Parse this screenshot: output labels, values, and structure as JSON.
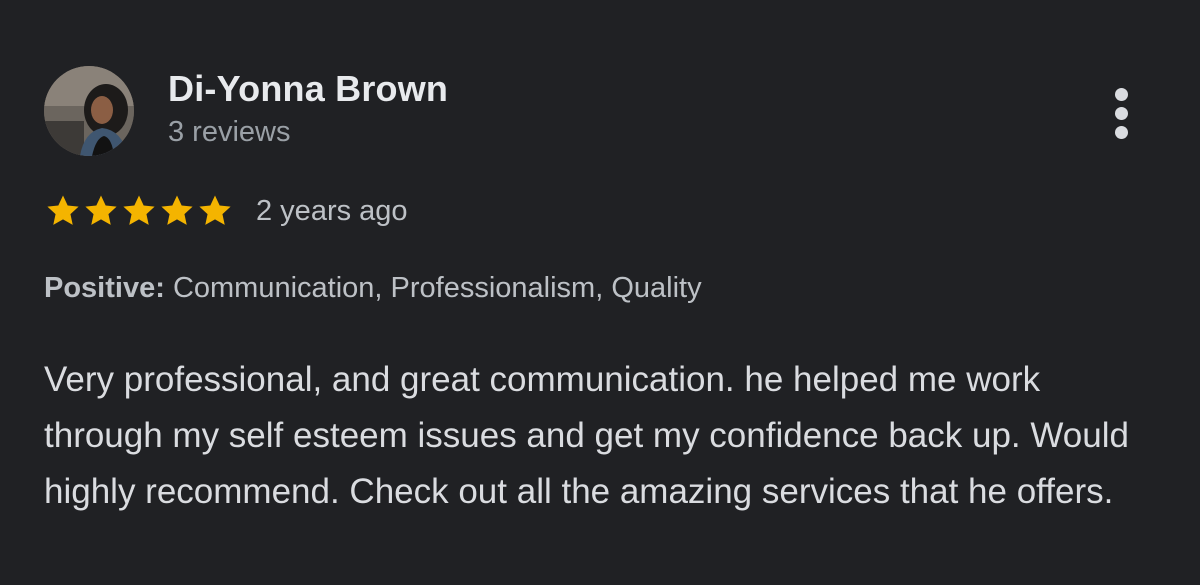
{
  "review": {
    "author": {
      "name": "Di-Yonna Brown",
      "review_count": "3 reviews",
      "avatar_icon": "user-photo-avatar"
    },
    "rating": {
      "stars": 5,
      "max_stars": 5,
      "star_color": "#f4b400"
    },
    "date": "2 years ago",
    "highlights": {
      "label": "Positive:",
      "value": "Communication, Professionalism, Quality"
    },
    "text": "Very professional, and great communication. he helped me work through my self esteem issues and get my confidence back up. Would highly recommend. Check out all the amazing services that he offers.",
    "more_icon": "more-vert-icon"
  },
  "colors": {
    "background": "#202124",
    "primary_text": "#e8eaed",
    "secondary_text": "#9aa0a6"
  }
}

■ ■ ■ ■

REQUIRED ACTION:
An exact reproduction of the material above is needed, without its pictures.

EXPECTED ANSWER:
Parse this screenshot: output labels, values, and structure as JSON.
{
  "review": {
    "author": {
      "name": "Di-Yonna Brown",
      "review_count": "3 reviews",
      "avatar_icon": "user-photo-avatar"
    },
    "rating": {
      "stars": 5,
      "max_stars": 5,
      "star_color": "#f4b400"
    },
    "date": "2 years ago",
    "highlights": {
      "label": "Positive:",
      "value": "Communication, Professionalism, Quality"
    },
    "text": "Very professional, and great communication. he helped me work through my self esteem issues and get my confidence back up. Would highly recommend. Check out all the amazing services that he offers.",
    "more_icon": "more-vert-icon"
  },
  "colors": {
    "background": "#202124",
    "primary_text": "#e8eaed",
    "secondary_text": "#9aa0a6"
  }
}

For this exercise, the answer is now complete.